(Assignment) Check every line of the data below for the string "text", and copy the ones that hold it.

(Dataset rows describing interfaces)
====
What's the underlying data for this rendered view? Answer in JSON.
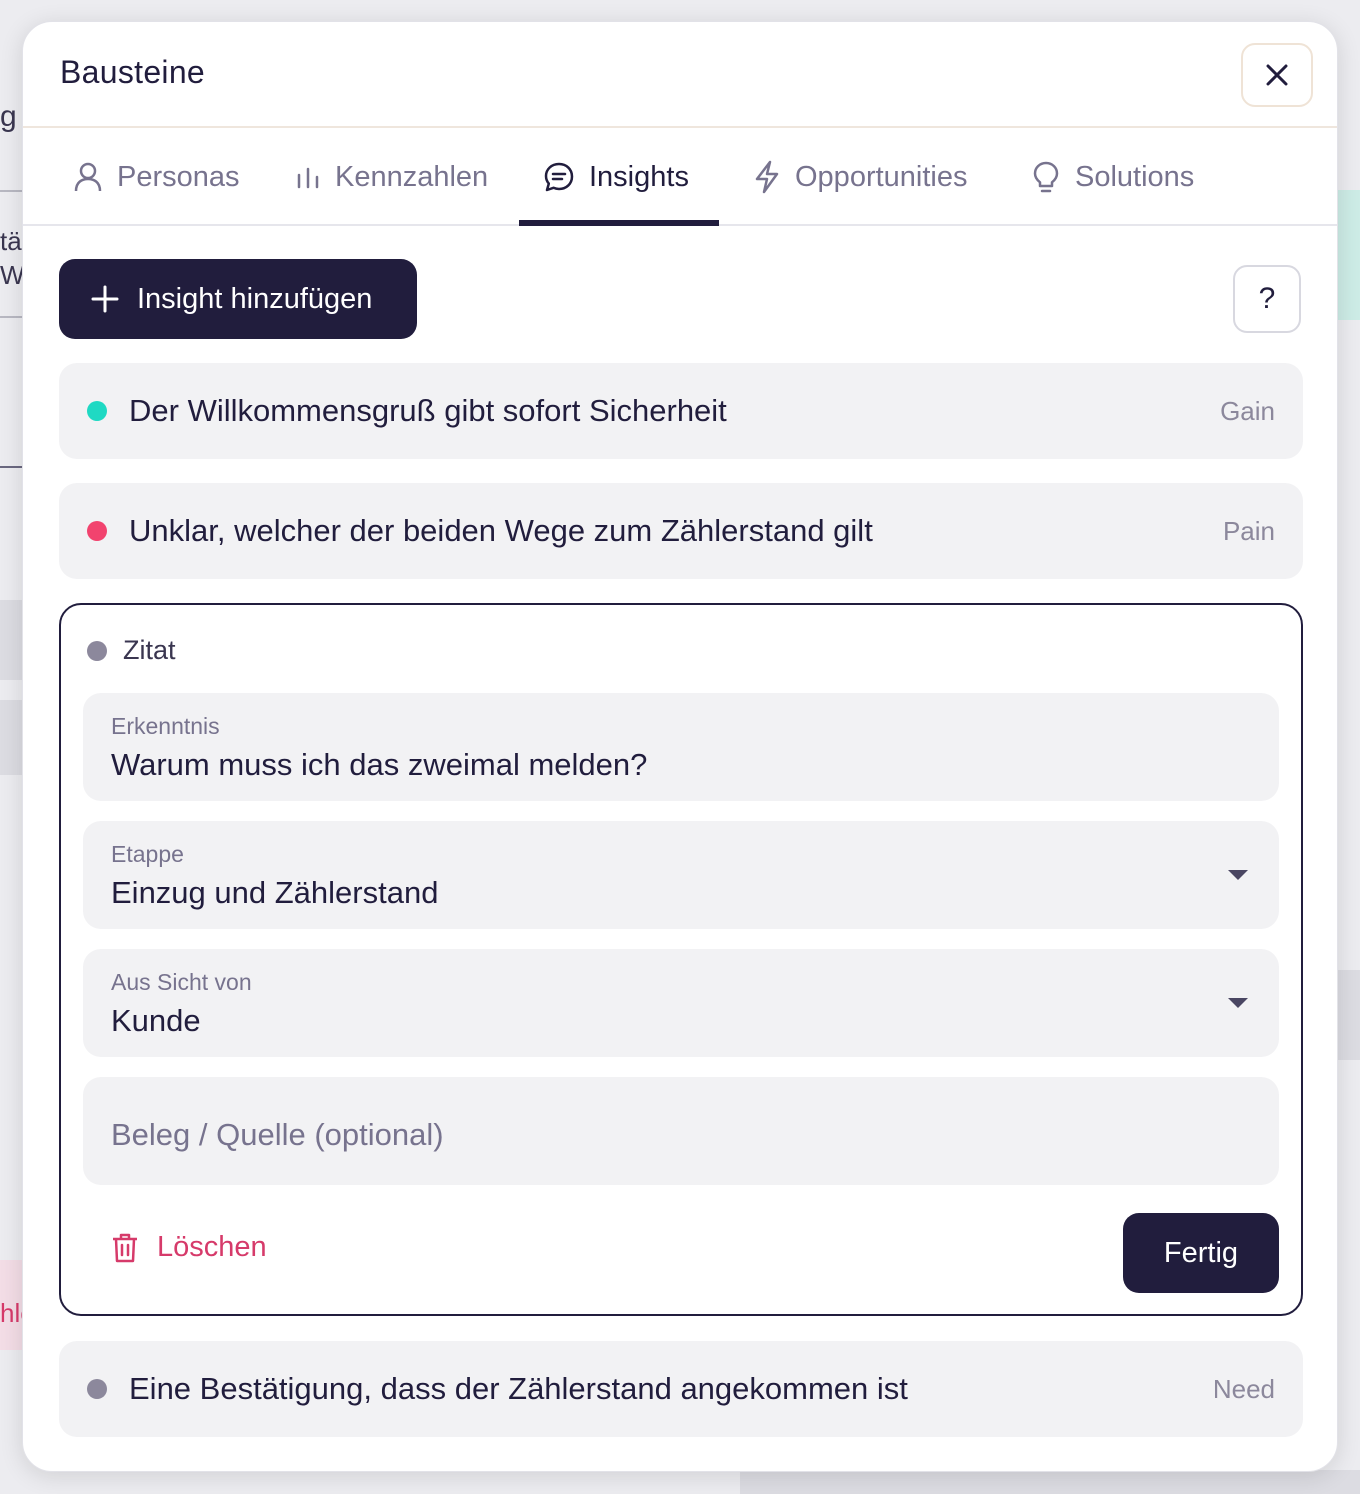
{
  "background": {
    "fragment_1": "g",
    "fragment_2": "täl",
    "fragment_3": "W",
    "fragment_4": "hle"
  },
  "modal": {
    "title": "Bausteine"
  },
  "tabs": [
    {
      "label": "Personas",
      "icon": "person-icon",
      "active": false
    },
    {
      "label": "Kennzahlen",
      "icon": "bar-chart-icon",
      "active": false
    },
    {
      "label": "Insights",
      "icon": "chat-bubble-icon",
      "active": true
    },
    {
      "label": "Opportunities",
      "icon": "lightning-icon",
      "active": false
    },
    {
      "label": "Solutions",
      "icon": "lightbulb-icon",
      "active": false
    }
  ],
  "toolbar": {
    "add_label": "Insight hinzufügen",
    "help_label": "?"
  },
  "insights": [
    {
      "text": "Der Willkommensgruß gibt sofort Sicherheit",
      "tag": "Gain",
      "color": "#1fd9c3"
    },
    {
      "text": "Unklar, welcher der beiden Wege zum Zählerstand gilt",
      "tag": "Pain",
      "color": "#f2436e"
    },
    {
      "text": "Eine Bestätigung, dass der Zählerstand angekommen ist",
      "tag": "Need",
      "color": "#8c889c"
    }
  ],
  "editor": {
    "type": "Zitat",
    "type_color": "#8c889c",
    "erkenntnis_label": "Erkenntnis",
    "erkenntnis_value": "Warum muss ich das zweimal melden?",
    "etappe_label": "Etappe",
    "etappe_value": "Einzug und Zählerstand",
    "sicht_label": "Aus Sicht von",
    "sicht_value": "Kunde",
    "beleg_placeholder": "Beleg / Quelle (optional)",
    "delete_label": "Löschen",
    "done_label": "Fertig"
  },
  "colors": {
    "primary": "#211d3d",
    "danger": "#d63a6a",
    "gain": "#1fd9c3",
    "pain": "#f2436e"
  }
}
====
(Reply to the task)
      "text": "Der Willkommensgruß gibt sofort Sicherheit",
      "text": "Unklar, welcher der beiden Wege zum Zählerstand gilt",
      "text": "Eine Bestätigung, dass der Zählerstand angekommen ist",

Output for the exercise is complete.